Incorporating a business involves a myriad of decisions, and one of the most important choices you’ll face is determining the legal structure of your enterprise. In the United States, two popular options are obtaining a business license or forming a Limited Liability Company (LLC).
While both options offer distinct advantages and considerations, it’s essential to understand the differences between them to make an informed decision. In this article, we’ll explore the key aspects of a business license and an LLC, highlighting their features, benefits, and potential drawbacks.
What is a Business License?
A business license, also known as an occupational license, is a permit issued by the government or local authority that grants permission to engage in a specific type of business activity. The requirements for obtaining a business license vary depending on the jurisdiction and the nature of the business. In general, business licenses are intended to regulate businesses, ensure compliance with applicable laws and regulations, and protect public health and safety.
The process of obtaining a business license typically involves submitting an application, paying a fee, and meeting specific criteria set by the issuing authority. These criteria may include providing proof of insurance, passing inspections, demonstrating competence in the field, and obtaining any necessary permits or certifications. The specific requirements can differ significantly depending on the industry, location, and scale of the business.
Key Advantages of a Business License:
- Legal Compliance: Obtaining a business license ensures that your operations are in compliance with local laws and regulations. This can help you avoid legal issues, fines, and penalties down the line.
- Credibility: Holding a valid business license can enhance your credibility and reputation in the eyes of customers, suppliers, and other stakeholders. It demonstrates that you have met certain standards and are operating as a legitimate business entity.
- Access to Certain Perks: Some local jurisdictions offer specific benefits or resources to businesses with valid licenses. These may include access to networking events, government contracts, or assistance programs.
- Flexibility: Unlike forming an LLC, obtaining a business license does not require the creation of a separate legal entity. This means you can start a business quickly and with relatively low administrative overhead.
What is an LLC?
A Limited Liability Company (LLC) is a legal entity that combines the flexibility and tax benefits of a partnership or sole proprietorship with the limited liability protection of a corporation. By forming an LLC, business owners create a separate legal entity that can shield personal assets from business liabilities.
To establish an LLC, you must file articles of organization with the appropriate state agency and pay the required filing fee. The articles of organization typically include information such as the name of the LLC, its purpose, the names of the owners (called members), and the operating structure. Once the LLC is formed, it must adhere to certain ongoing requirements, such as maintaining accurate records, filing annual reports, and paying taxes.
Key Advantages of an LLC:
- Limited Liability Protection: The primary advantage of forming an LLC is the limited liability protection it provides. In the event of lawsuits or debts, the owners’ personal assets are generally shielded, and their liability is limited to their investment in the LLC.
- Flexible Taxation: LLCs enjoy flexibility in taxation.

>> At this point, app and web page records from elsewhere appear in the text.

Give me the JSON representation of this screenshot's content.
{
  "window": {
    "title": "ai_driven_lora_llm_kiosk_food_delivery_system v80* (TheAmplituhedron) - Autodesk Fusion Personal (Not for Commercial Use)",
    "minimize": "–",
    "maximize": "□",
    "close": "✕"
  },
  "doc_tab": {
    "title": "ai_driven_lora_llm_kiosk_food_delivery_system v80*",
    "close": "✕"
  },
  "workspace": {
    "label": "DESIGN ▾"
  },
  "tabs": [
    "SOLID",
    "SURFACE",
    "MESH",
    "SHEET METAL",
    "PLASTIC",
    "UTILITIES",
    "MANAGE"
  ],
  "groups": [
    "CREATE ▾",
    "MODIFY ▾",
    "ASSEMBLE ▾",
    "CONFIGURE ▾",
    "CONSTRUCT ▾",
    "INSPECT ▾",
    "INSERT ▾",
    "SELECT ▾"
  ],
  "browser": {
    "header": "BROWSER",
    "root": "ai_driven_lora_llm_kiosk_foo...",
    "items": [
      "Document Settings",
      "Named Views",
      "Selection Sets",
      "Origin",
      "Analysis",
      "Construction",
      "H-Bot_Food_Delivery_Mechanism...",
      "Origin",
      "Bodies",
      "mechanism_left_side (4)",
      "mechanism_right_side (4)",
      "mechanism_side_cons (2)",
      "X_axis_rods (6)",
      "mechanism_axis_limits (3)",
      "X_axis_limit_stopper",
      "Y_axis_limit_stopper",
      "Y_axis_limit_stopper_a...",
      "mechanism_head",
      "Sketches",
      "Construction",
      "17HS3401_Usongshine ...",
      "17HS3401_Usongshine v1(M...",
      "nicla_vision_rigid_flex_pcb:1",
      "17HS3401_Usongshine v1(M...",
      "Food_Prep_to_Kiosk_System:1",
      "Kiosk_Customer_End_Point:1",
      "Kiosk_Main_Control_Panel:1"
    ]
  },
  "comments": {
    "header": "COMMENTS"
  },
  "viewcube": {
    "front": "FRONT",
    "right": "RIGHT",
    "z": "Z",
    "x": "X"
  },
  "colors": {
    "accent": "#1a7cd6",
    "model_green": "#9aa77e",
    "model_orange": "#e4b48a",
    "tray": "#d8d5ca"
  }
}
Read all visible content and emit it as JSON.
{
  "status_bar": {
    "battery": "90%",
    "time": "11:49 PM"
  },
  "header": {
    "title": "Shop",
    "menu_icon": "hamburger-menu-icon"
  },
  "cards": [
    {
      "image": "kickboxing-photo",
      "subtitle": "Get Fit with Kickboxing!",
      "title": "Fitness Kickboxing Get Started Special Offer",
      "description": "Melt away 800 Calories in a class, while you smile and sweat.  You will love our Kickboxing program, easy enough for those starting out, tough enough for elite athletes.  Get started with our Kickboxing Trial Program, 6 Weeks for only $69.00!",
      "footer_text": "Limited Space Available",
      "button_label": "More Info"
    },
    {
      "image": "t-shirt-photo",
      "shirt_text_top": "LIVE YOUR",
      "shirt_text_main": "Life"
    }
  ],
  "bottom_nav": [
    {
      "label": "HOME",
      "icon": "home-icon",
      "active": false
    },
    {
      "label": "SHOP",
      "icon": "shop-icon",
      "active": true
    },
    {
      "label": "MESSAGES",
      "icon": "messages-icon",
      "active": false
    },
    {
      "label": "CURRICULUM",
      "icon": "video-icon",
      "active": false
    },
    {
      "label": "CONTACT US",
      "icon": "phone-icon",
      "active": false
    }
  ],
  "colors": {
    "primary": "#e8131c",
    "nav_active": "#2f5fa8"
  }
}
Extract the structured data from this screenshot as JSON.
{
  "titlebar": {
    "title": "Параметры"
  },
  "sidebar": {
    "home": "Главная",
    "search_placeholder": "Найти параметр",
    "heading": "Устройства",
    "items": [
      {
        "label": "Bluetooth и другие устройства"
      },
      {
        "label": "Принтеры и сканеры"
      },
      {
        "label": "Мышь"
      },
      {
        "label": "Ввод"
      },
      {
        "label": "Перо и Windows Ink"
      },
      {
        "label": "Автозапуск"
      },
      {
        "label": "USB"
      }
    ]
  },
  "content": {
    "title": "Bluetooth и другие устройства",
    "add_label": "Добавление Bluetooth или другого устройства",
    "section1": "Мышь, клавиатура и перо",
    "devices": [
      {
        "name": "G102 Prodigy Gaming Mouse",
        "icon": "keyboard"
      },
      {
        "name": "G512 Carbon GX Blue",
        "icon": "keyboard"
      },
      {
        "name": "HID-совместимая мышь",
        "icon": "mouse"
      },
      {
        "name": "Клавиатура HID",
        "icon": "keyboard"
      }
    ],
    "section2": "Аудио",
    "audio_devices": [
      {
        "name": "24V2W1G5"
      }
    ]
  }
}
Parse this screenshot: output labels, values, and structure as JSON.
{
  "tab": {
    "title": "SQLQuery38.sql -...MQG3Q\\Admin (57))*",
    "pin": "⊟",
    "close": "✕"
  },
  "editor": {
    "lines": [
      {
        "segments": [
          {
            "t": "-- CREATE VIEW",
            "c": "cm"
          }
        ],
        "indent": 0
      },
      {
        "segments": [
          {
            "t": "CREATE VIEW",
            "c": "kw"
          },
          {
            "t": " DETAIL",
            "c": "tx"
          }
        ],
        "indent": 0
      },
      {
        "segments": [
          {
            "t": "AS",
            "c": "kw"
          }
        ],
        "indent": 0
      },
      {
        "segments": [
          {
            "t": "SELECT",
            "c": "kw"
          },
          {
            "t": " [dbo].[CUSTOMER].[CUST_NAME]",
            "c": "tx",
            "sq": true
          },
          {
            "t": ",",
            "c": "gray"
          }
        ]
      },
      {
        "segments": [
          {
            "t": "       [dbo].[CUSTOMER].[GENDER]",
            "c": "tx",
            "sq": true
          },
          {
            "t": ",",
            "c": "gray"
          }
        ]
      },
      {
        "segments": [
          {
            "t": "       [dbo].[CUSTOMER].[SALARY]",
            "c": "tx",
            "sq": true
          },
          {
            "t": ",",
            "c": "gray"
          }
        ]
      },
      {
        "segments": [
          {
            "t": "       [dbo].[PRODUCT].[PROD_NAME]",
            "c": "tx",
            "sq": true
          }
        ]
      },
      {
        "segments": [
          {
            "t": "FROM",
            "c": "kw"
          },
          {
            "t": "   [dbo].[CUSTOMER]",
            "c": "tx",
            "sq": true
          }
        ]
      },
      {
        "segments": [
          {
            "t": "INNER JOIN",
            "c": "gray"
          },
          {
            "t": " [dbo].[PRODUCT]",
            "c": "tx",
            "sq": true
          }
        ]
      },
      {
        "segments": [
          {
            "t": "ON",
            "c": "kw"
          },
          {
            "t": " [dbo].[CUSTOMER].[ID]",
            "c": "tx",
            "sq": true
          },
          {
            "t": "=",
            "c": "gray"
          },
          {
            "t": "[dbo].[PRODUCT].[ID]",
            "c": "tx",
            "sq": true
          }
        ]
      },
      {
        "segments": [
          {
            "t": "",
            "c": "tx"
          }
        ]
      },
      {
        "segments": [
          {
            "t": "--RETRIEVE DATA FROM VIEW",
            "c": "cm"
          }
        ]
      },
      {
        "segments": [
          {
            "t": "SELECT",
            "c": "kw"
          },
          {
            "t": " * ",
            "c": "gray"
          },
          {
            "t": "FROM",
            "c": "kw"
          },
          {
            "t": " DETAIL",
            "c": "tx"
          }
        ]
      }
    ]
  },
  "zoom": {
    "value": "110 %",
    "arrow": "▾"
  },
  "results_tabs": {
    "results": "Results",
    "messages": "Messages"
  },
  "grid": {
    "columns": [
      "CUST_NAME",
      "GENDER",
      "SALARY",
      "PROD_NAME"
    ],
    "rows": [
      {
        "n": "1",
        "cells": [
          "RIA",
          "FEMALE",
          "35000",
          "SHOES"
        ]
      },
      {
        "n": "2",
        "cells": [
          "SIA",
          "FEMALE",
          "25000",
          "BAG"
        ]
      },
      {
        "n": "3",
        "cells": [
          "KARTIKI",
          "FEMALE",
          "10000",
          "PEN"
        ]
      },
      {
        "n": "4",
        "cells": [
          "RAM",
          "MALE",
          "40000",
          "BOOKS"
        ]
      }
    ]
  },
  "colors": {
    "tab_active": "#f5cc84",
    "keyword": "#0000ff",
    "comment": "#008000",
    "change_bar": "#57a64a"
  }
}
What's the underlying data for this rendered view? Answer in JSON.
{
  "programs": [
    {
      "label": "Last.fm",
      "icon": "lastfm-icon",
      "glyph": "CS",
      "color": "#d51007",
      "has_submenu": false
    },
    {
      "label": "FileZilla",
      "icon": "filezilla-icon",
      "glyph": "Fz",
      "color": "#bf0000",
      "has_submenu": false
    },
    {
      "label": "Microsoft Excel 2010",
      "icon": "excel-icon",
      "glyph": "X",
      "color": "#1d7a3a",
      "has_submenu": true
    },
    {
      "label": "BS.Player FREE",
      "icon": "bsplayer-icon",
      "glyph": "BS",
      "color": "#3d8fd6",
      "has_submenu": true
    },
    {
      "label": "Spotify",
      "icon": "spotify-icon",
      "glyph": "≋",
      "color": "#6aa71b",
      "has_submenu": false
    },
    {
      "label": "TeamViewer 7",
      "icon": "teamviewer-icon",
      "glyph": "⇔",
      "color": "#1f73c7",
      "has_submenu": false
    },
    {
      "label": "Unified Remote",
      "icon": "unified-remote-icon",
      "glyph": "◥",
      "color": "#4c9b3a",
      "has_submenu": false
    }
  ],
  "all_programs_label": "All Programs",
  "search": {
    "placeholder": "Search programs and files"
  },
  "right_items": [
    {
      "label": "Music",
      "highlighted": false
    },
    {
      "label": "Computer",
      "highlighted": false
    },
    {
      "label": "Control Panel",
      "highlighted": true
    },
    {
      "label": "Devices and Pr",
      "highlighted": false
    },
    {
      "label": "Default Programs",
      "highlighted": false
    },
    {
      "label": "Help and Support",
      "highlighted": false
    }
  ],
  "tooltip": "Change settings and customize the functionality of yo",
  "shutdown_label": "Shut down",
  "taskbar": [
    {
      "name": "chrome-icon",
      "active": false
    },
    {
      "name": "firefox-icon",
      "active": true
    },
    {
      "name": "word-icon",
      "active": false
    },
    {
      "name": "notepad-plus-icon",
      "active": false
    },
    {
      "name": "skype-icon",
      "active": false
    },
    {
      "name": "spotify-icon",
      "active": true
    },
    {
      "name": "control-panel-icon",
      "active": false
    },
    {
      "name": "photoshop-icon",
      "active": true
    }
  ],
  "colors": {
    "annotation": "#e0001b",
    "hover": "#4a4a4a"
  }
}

By default, an LLC is treated as a pass-through entity for tax purposes, meaning that the profits and losses pass through to the individual members’ personal tax returns. However, an LLC can also choose to be taxed as a corporation if it benefits the business owners’ financial situation.
- Credibility and Professionalism: Operating as an LLC can enhance your credibility, as it signifies that you have taken the necessary steps to establish a formal business structure. This can be particularly advantageous when dealing with suppliers, clients, and potential investors.
- Operational Flexibility: An LLC offers greater operational flexibility compared to other business structures. Members have the freedom to define the internal management structure, allocate profits and losses, and make decisions that align with the needs and goals of the business.
Considerations and Drawbacks:
- Compliance and Administration: LLCs typically have more administrative requirements than businesses operating with a simple license. These requirements include filing annual reports, maintaining detailed financial records, and adhering to specific operating agreements. It’s important to be aware of these obligations to ensure ongoing compliance.
- Costs: Forming and maintaining an LLC involves certain costs, such as filing fees, registered agent fees, and potential state taxes. LLC filing fees differ from state to state. For instance, if you intend to form an LLC in California, the applicable fees will differ from the other states. Additionally, some states require LLCs to pay annual franchise taxes or other ongoing fees.
- Additional Regulations: Depending on the nature of your business, certain industries or professions may have additional regulations or licensing requirements beyond the scope of forming an LLC. It’s crucial to research and understand any industry-specific regulations that may apply to your business.
Choosing between obtaining a business license and forming an LLC depends on your specific circumstances, the nature of your business, and your long-term goals. A business license provides a straightforward and efficient way to start and operate a business, ensuring legal compliance while maintaining flexibility. On the other hand, forming an LLC offers enhanced liability protection, credibility, and flexibility in taxation, albeit with additional administrative requirements and potential costs.
Before making a decision, it is advisable to consult with a legal or financial professional who can provide guidance tailored to your situation. Understanding the nuances and implications of each option will empower you to choose the best legal structure for your business and set a solid foundation for future success.